  9. III John Case and His Intellectual Milieu
    (pp. 106-138)

    My brief sketch of John Case’s life has shown the centre of his activities to have been academic Oxford. From the time that he first gained a fellowship at St. John’s much of his energy was spent in teaching. Only after passing into middle age did he begin publishing, and the books he produced during the final fifteen years of his life were nearly all derived from his teaching activity as a philosopher. Indeed, when one considers the subject matter of his published work—with a single exception all based on Aristotelian philosophy—it is very easy to conclude in...

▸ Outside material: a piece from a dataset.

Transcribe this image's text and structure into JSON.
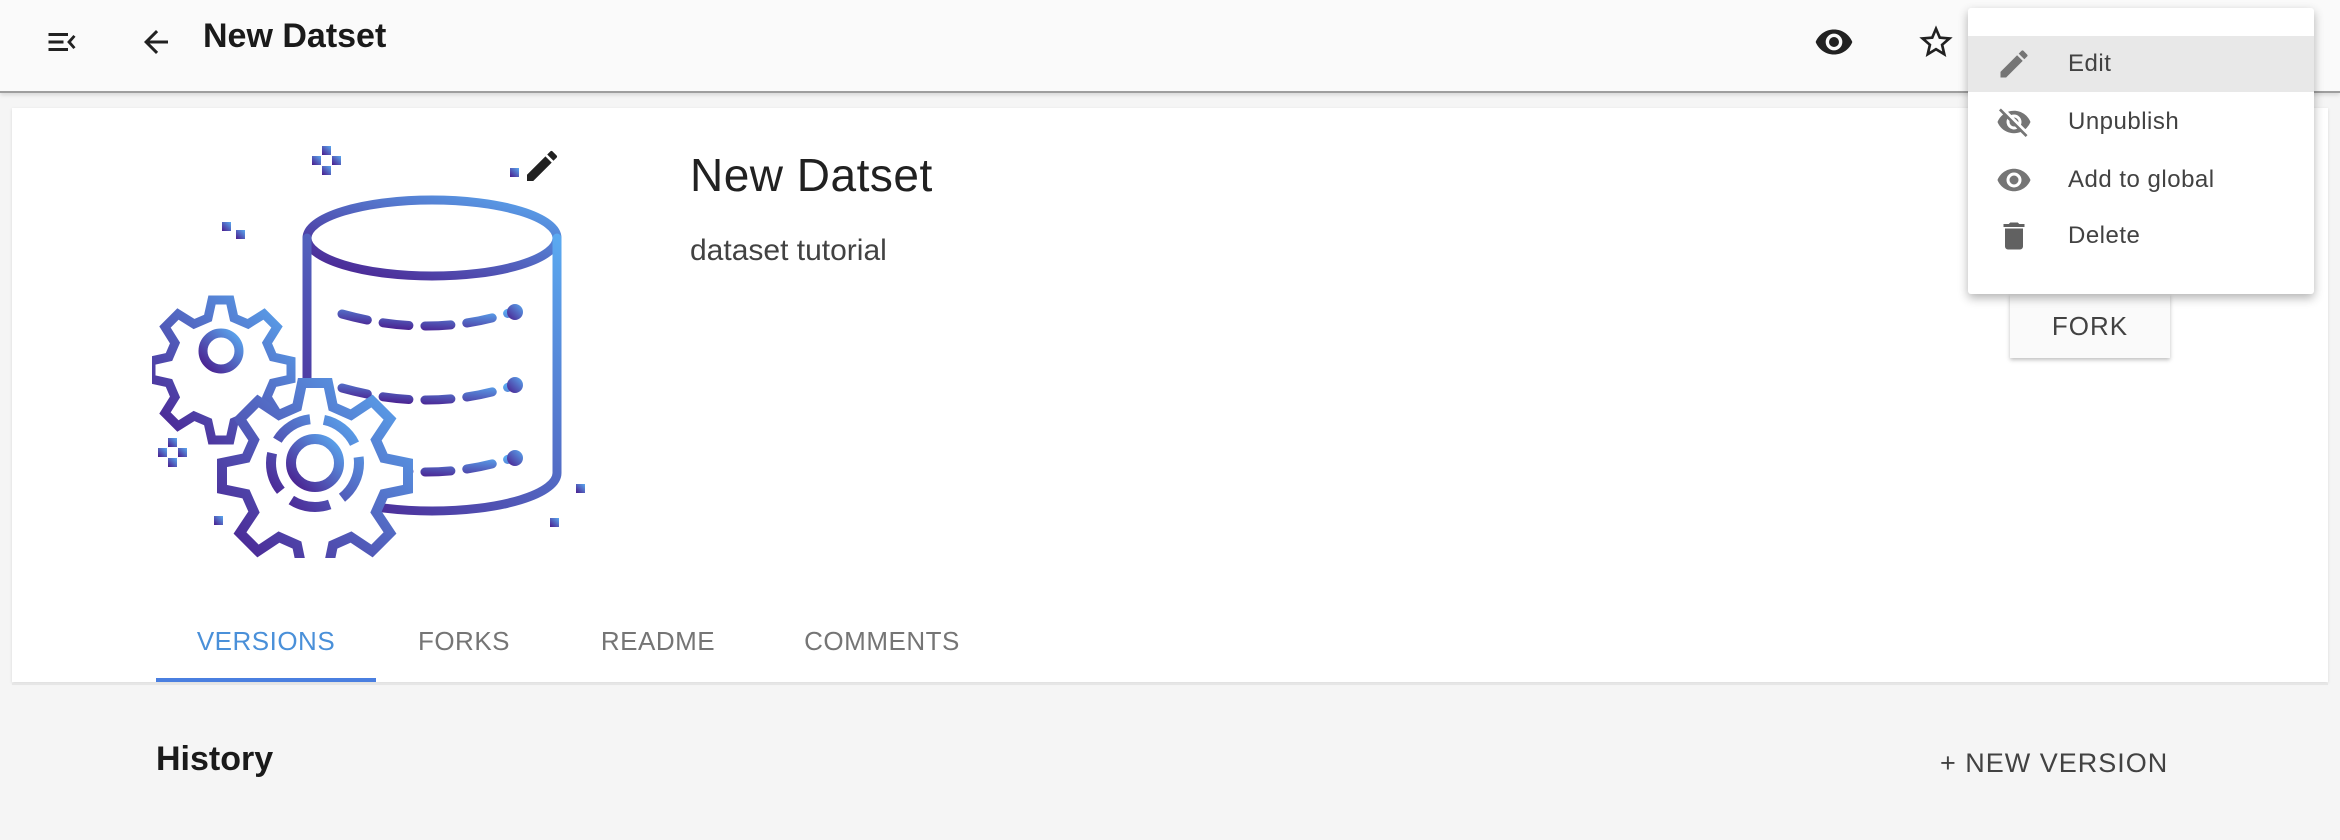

  10. IV Case’s Eclectic Aristotelianism and Its Historical Context
    (pp. 139-190)

    John case’s many links with major figures of the Elizabethan period ensure that he was very much in contact with some of the more progressive thinking in England at his time. There is no evidence that he travelled abroad—or even very widely in England outside of the Oxford-London area—yet he was well aware of much of the recent European work in the fields in which he took an interest. He was very much up-to-date particularly on the latest work devoted to explicating and commenting upon Aristotle, and in some instances he was able to incorporate new European materials...

  11. V John Case on Art and Nature
    (pp. 191-216)

    In the previous chapter I tried to give some general idea of Case’s approach to philosophy. While focusing upon certain specific issues in his writings and trying to illustrate how different tendencies functioned within his eclectic Aristotelian framework, I did not treat in detail any of the central themes found in his work. In fact, after reading through Case’s writings one is left with the impression that a number of themes could profitably be studied. Sarah Mutton’s recent analysis of Case’s views on time shows some of the possibilities,¹ though what Case has to say about the subject of time...

  12. VI Conclusion
    (pp. 217-224)

    In the title of this book I have used the term “Aristotelianism,” and it occurs frequently in the course of my argument. Up to now I have not tried to define the term. In a certain sense prescriptive definitions are impossible for broad concepts such as “science,” “Platonism,” or “humanism” that are employed throughout long historical periods. “Science” did not mean the same thing for Aristotle as it did for Thomas Aquinas, Francis Bacon, Claude Bernard, or Albert Einstein. Within certain limits one can define what science meant for one or another thinker, perhaps even within a particular school of...

  13. APPENDIX I Logic Books Printed in England before 1620
    (pp. 225-229)
  14. APPENDIX II John Case’s Will
    (pp. 230-236)
  15. APPENDIX III John Case’s Letters
    (pp. 237-245)
  16. APPENDIX IV The Apologia Academiarum
    (pp. 246-250)
  17. APPENDIX V Prefatory Letters and Liminary Verses to Case’s Works
    (pp. 251-252)
  18. APPENDIX VI The Title Page of the Lapis Philosophicus
    (pp. 253-254)
  19. APPENDIX VII Tabula from LP, 195 DISTINCTIO ADIUNCTAE QUAESTIONIS SEU APPENDICIS. UTRUM ARTE CHYMICA VERUM AURUM FIAT?
    (pp. 255-255)
  20. APPENDIX VIII The Authorship of The Praise of Musicke
    (pp. 256-258)
  21. Bibliography
    (pp. 259-294)
  22. Index
    (pp. 295-303)
  23. Back Matter
    (pp. 304-304)